I'm sharing a common question about battery shutdown asked this time by a California fire officer after a discussion between his fire house 'experts'.

Question:
There is some debate here at our department regarding this subject and some believe that cutting the battery CAN cause an air bag to discharge. PLEASE HELP! Second question. If we should disconnect the battery, should we pull the negative side first or positive side?

My reply:
My recommendation is to consider total electrical system shutdown as a high priority for effective vehicle crash scene management. This is especially true if you're going to commit tools to the car for some rippin' and tear'in or if there is a lot of interior medical work to be accomplished.

If it's a crash with ambulatory patients upon arrival or possibly just damaged vehicles and no one injured, I still like to see the battery cables disconnected before you turn the vehicle over to the 'happy hookers'.

A late model vehicle will typically drain its' airbag capacitor between 2 to 5 minutes after shutdown. This doesn't mean that an undeployed airbag will never deploy; it just means that you've greatly reduced the possibility of that happening.

From my experiences with this issue, the act of disconnecting a battery will not cause accidental airbag deployment. Within the electrical circuit of the vehicle, a surge in power won't deploy the bag. If that were the case, then every time we jump started a car, the airbags would fire off.

Now, if a static charge or surge of as little as 7 volts DC was injected into the twin wires running directly to the airbag itself, that's another story. While spreading or ramming something, you could easily short out or cut into those airbag power wires if they are still energized and cause something exciting to happen.

Don't let the misconception of accidental airbag deployment deter you from completing total electrical system shutdown.
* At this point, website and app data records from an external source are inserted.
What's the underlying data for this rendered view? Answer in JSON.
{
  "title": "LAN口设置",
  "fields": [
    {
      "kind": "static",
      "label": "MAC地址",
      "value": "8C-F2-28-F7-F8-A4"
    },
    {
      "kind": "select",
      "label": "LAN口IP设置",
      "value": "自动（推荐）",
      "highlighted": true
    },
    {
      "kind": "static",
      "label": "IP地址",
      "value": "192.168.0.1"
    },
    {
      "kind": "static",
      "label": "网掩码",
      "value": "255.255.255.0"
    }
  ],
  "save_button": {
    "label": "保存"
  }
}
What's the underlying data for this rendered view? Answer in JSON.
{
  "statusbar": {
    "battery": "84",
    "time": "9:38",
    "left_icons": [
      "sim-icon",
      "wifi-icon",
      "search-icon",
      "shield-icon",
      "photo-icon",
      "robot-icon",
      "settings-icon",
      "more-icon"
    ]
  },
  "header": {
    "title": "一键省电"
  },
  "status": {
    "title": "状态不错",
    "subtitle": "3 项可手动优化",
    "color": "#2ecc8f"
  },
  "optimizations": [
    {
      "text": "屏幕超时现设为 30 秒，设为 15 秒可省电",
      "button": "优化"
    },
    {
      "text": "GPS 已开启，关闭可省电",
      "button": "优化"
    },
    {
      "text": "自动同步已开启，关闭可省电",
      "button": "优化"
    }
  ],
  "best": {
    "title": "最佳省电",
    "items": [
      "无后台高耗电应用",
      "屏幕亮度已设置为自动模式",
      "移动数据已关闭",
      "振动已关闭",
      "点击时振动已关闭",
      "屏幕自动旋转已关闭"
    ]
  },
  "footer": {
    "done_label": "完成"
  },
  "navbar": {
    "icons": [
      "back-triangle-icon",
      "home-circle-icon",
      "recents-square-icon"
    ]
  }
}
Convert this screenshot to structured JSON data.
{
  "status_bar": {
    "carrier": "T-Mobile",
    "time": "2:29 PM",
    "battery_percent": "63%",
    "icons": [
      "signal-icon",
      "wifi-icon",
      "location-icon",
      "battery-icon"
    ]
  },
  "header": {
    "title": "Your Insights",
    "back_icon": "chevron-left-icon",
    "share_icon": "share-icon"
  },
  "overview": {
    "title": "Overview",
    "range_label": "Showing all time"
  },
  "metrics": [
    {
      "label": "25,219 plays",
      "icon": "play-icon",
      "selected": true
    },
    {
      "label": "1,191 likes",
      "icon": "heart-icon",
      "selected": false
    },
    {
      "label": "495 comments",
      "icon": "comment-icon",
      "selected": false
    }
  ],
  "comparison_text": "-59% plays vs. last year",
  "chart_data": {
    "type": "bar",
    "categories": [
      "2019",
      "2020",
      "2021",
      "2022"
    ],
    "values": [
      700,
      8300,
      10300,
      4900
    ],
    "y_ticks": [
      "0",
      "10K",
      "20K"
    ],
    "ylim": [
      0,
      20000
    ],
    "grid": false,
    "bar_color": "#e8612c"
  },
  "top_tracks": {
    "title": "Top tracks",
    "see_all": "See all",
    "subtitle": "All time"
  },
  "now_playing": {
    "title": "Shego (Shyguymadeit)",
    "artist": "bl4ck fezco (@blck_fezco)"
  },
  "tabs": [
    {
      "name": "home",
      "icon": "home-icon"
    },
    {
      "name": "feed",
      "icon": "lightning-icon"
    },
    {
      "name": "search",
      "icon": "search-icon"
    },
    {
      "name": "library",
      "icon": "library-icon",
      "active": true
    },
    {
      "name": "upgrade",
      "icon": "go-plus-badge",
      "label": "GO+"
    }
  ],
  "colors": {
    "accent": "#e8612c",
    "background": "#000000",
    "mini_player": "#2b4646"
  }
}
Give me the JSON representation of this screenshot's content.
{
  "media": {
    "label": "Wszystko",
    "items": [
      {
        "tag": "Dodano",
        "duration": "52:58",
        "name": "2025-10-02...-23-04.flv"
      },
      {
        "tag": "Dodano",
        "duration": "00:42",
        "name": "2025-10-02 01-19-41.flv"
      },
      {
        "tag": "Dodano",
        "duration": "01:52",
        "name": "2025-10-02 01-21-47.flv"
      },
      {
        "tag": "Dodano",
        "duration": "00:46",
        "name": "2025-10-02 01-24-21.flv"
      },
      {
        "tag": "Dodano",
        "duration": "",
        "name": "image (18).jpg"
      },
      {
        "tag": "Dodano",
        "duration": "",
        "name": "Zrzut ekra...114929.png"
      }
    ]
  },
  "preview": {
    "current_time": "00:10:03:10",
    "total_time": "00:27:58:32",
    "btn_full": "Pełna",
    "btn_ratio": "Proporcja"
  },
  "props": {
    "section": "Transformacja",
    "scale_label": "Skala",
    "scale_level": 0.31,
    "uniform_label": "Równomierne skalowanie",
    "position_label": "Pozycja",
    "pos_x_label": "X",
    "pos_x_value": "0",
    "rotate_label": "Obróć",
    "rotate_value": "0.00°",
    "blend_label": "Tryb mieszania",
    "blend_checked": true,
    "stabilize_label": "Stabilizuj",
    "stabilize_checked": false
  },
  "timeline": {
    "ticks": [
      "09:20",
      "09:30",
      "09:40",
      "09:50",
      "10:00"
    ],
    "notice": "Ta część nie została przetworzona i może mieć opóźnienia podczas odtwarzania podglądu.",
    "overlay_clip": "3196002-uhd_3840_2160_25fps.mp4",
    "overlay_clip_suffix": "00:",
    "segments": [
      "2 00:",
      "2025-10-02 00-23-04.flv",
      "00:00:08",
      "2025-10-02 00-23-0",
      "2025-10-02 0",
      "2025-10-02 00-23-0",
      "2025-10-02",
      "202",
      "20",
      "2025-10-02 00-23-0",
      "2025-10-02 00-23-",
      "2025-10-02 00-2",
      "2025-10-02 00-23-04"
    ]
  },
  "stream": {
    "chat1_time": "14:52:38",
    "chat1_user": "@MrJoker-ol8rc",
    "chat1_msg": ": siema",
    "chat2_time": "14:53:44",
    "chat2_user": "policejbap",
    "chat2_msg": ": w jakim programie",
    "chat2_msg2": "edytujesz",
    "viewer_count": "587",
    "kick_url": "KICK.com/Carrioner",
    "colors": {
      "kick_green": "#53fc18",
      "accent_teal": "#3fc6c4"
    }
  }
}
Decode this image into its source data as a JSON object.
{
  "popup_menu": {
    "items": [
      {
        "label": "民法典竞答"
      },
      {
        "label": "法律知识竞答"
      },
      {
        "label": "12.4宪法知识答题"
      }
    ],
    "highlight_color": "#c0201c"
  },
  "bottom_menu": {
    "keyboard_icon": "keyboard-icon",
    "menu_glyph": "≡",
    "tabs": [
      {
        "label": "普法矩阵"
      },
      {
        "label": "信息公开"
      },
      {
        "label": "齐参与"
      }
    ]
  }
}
Negative first, then positive and do them both. Either disconnect at the terminals or double-cut the cables.